■ **PROBLEM STATEMENT**
Line count for "données": state how many lines of the data below include it, and output nothing more.

■ **RECORDED DATA**
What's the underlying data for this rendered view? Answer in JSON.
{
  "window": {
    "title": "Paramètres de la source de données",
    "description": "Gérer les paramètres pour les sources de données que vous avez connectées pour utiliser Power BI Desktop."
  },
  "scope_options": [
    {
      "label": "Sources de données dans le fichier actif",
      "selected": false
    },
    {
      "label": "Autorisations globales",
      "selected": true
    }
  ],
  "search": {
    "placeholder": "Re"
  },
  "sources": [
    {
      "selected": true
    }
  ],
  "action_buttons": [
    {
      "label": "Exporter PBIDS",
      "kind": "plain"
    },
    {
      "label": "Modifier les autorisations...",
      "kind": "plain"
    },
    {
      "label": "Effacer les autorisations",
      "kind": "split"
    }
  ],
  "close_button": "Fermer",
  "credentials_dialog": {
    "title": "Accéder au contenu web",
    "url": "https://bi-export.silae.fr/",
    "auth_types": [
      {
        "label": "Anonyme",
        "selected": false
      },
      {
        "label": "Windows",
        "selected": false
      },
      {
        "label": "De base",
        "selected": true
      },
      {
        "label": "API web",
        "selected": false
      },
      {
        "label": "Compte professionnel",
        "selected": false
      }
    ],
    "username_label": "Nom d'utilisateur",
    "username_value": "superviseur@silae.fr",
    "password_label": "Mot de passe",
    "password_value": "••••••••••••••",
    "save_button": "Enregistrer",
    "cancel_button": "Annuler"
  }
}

■ **WRITTEN ANSWER**
3